Blogging as a marketing technique
It’s not just search marketing that a blog can support. As a content producer, you can position your brand as the authority in your field it should be. We know Google rates content based on expertise, authority and trust and blogging helps you be recognised for these elements by customers and potential customers too. If someone arrives on your site following a search query that leads to your blog post they might not buy from your straight away, but if they like what they see they may come back when they’re further along the buying journey. Make things easy for this type of visitor by giving them the opportunity to connect with you via social media or newsletter; instead of pushing the hard sell, include friendly calls to engagement within your posts and incorporate other best practice such as linking to other relevant posts. A content calendar will help you connect your posts and ensure your social media and search outreach is supporting your blog and vice versa. Blogging as a marketing technique is about identifying and taking advantage of all the dots and then joining them up to support one another for maximum benefit.

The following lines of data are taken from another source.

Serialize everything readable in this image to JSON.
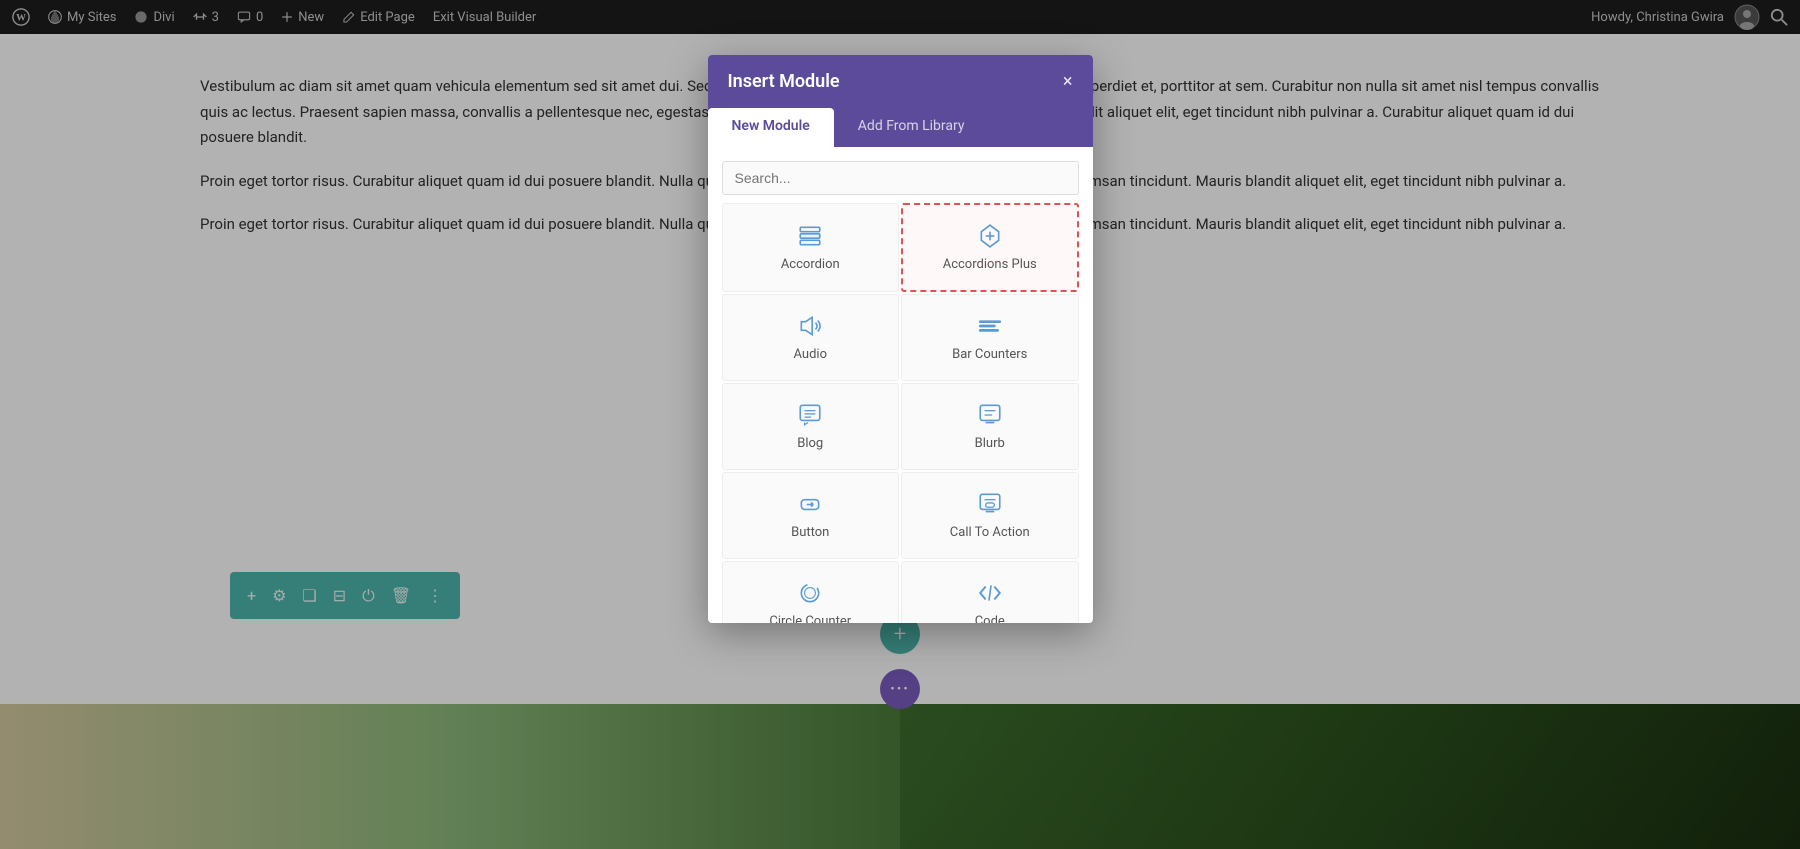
{
  "adminBar": {
    "wpLabel": "W",
    "mySites": "My Sites",
    "divi": "Divi",
    "revisions": "3",
    "comments": "0",
    "new": "New",
    "editPage": "Edit Page",
    "exitBuilder": "Exit Visual Builder",
    "userGreeting": "Howdy, Christina Gwira"
  },
  "page": {
    "paragraph1": "Vestibulum ac diam sit amet quam vehicula elementum sed sit amet dui. Sed porttitor lectus nibh. Curabitur arcu erat, accumsan id imperdiet et, porttitor at sem. Curabitur non nulla sit amet nisl tempus convallis quis ac lectus. Praesent sapien massa, convallis a pellentesque nec, egestas non nisi. Nulla porttitor accumsan tincidunt. Mauris blandit aliquet elit, eget tincidunt nibh pulvinar a. Curabitur aliquet quam id dui posuere blandit.",
    "paragraph2": "Proin eget tortor risus. Curabitur aliquet quam id dui posuere blandit. Nulla quis lorem ut libero malesuada feugiat. Nulla porttitor accumsan tincidunt. Mauris blandit aliquet elit, eget tincidunt nibh pulvinar a.",
    "paragraph3": "Proin eget tortor risus. Curabitur aliquet quam id dui posuere blandit. Nulla quis lorem ut libero malesuada feugiat. Nulla porttitor accumsan tincidunt. Mauris blandit aliquet elit, eget tincidunt nibh pulvinar a."
  },
  "modal": {
    "title": "Insert Module",
    "closeLabel": "×",
    "tabs": [
      {
        "id": "new-module",
        "label": "New Module",
        "active": true
      },
      {
        "id": "add-from-library",
        "label": "Add From Library",
        "active": false
      }
    ],
    "searchPlaceholder": "Search...",
    "modules": [
      {
        "id": "accordion",
        "label": "Accordion",
        "icon": "accordion",
        "highlighted": false
      },
      {
        "id": "accordions-plus",
        "label": "Accordions Plus",
        "icon": "accordions-plus",
        "highlighted": true
      },
      {
        "id": "audio",
        "label": "Audio",
        "icon": "audio",
        "highlighted": false
      },
      {
        "id": "bar-counters",
        "label": "Bar Counters",
        "icon": "bar-counters",
        "highlighted": false
      },
      {
        "id": "blog",
        "label": "Blog",
        "icon": "blog",
        "highlighted": false
      },
      {
        "id": "blurb",
        "label": "Blurb",
        "icon": "blurb",
        "highlighted": false
      },
      {
        "id": "button",
        "label": "Button",
        "icon": "button",
        "highlighted": false
      },
      {
        "id": "call-to-action",
        "label": "Call To Action",
        "icon": "call-to-action",
        "highlighted": false
      },
      {
        "id": "circle-counter",
        "label": "Circle Counter",
        "icon": "circle-counter",
        "highlighted": false
      },
      {
        "id": "code",
        "label": "Code",
        "icon": "code",
        "highlighted": false
      }
    ]
  },
  "toolbar": {
    "add": "+",
    "settings": "⚙",
    "copy": "❏",
    "columns": "⊞",
    "power": "⏻",
    "delete": "🗑",
    "more": "⋮"
  },
  "floatButtons": {
    "addDark": "+",
    "addTeal": "+",
    "menuPurple": "•••"
  },
  "colors": {
    "purple": "#5b4b9a",
    "teal": "#4db6ac",
    "blue": "#5b9bd5",
    "darkBar": "#1e1e1e"
  }
}
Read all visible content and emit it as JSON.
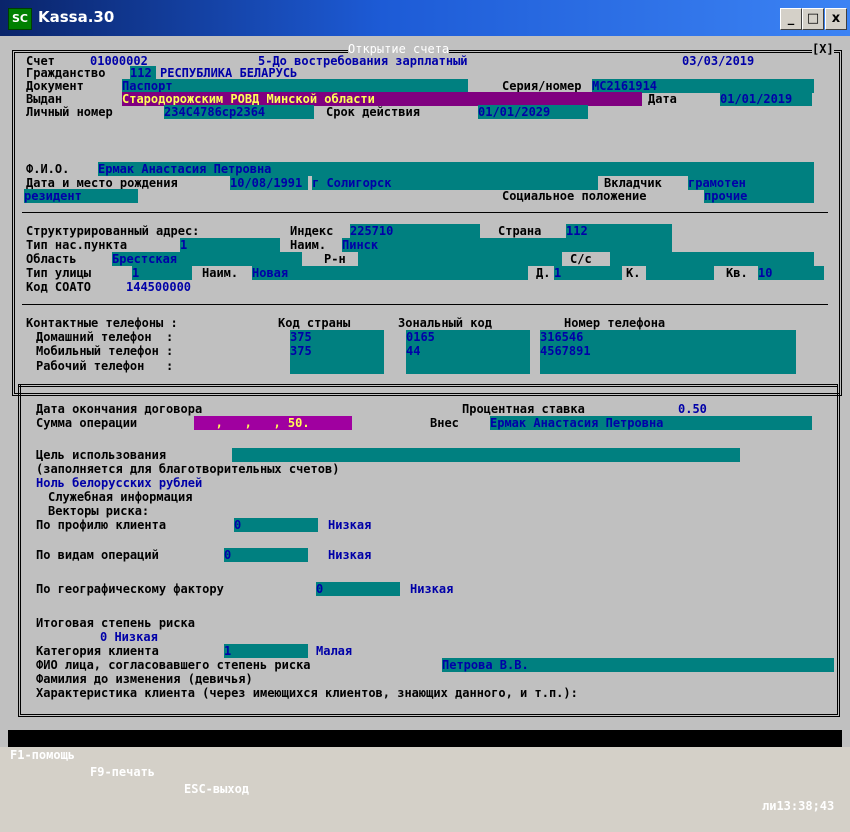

Blogging as customer service
Blog posts can be used to share news and opinions as well as providing information or answers and in the case of the latter, blogging can be a great customer service tool. A blog can act as an engagement point that can lead to genuine interaction with customers. You might receive feedback on items in the new range you’ve highlighted or launched a competition around or someone may pose a question about delivery. These things build relationships, establish trust and can give consumers (and potential business partners or employees) a positive perspective on your business. With this in mind, blog posts don’t need to be and shouldn’t be entirely driven by search terms.
Speaking to your frontline customer service advisors who man your telephones or serve customers in store can give you an idea of questions you need to address in content before it even starts to show in the search data. With consumers increasingly looking online to have their queries answered, making sure this information is provided readily is not only good customer service but can help you make strides in the SERPs too.
Keeping your blog ‘no filler”
One of the hardest things about blogging is ensuring you’re the content you produce and publish is consistently good quality and worthwhile. You don’t want to put off your audience (or customers) by producing anything that you wouldn’t be proud to put your brand name to. There’s also the fact that you need to be mindful that a blog is not just another selling channel – if your blog becomes an advert hub by another name you’ll turn off your audience. Planning content around keyword themes, search and customer service queries and trending topics can help you produce valuable blog content. If you want to monitor your ‘no filler’ stats it’s worthwhile checking your analytics alongside other measurements like shares and comments.
One final point worth mentioning – particularly for those businesses who don’t think they have anything to share, is the fact that many potential customers will come to your blog to learn a little more about you as a brand. Millenials in particular are influenced by a brand’s ethics when it comes to deciding where they buy and so a little peek behind the scenes can show them you’re a good match.
Want to get started with blogging but don’t know where to begin? Our content team can help you get maximum benefits from blogging, get in touch today to discuss your options.